Return the count of lines in the records that include the string "Meetings", and nothing besides it.
**** The records
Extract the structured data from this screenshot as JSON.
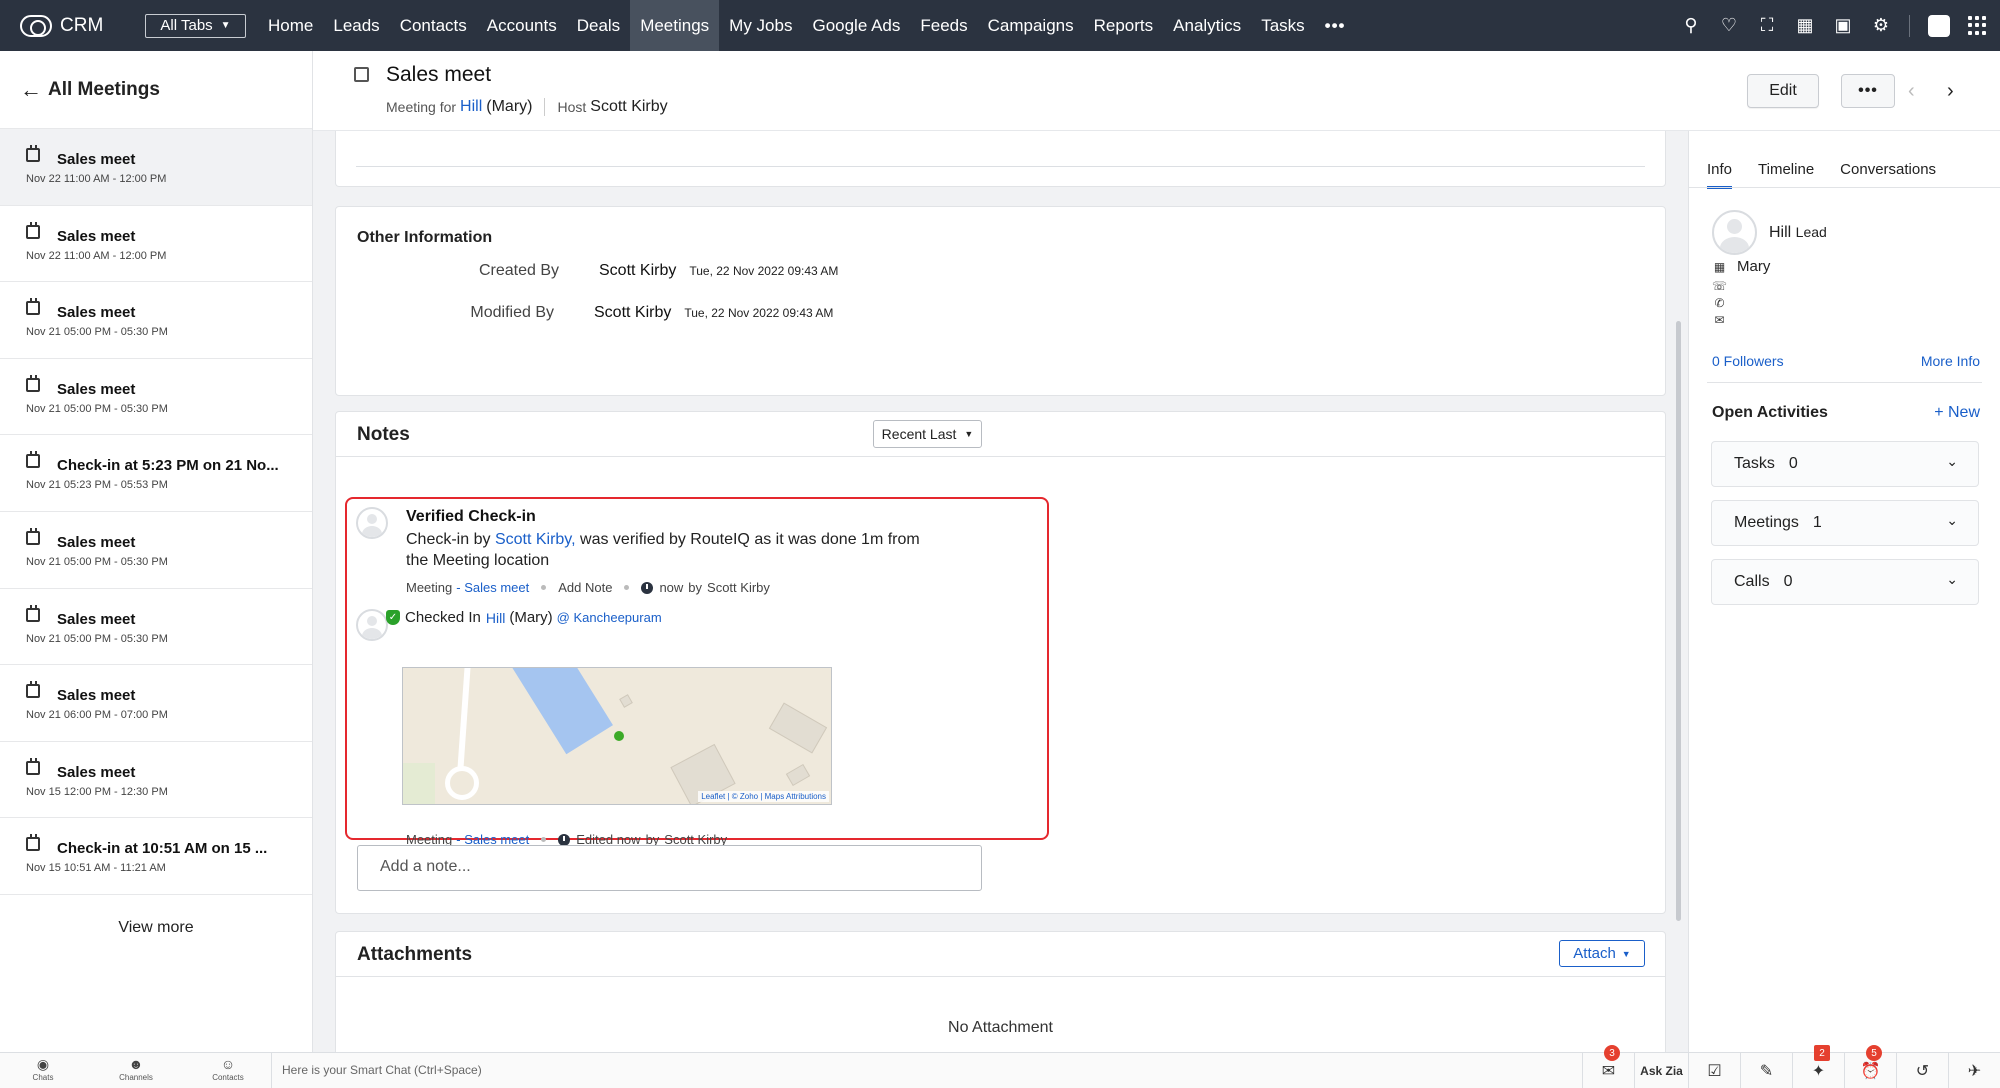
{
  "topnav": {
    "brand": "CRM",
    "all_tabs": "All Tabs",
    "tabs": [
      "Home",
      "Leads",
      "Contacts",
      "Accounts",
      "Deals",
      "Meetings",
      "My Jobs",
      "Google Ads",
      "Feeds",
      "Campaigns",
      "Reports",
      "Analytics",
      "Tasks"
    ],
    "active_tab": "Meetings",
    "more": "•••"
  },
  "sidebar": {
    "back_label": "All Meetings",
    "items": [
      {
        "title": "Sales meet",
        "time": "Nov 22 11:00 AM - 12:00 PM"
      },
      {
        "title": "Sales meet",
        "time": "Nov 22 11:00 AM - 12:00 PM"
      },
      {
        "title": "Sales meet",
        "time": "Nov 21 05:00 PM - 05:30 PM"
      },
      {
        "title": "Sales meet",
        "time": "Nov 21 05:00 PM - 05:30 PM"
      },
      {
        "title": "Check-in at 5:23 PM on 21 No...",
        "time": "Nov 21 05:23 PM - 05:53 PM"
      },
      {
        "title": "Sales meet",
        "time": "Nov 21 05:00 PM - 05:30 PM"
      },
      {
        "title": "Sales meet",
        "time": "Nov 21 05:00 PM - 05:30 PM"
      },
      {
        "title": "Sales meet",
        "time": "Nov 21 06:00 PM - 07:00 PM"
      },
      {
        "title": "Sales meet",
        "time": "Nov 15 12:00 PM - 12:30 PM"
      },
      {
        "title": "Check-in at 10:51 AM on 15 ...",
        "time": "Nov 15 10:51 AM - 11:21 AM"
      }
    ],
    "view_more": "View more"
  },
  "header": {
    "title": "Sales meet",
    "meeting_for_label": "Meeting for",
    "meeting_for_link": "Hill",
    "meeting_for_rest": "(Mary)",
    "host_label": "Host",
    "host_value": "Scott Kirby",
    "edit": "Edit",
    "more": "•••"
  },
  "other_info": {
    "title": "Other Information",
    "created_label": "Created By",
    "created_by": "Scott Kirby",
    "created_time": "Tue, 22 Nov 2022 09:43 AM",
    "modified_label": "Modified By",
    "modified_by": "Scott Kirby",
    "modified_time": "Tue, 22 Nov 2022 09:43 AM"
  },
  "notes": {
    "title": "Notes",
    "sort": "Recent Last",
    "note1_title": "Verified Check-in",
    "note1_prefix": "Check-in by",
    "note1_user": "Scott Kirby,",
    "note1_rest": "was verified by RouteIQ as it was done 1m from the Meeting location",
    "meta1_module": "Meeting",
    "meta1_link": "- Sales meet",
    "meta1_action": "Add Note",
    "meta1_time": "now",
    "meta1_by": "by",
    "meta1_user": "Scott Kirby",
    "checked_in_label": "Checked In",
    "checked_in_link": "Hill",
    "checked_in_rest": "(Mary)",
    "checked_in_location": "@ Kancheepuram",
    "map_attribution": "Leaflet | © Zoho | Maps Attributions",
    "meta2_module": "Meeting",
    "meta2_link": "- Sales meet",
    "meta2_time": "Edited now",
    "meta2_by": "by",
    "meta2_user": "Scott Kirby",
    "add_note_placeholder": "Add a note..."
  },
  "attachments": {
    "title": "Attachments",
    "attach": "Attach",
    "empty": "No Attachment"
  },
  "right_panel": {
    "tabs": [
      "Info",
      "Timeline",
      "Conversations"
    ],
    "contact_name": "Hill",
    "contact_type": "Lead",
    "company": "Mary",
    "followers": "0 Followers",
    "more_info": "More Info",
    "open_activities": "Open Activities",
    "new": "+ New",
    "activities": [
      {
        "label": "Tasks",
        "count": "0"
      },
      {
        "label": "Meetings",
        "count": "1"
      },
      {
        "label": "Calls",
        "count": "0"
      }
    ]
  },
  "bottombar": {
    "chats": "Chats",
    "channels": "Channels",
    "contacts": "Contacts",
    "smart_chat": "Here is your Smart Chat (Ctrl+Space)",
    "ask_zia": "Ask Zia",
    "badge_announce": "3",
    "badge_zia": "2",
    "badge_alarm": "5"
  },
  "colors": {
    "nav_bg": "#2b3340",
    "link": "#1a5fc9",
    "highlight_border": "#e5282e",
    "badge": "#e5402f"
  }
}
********
_The completed task_
4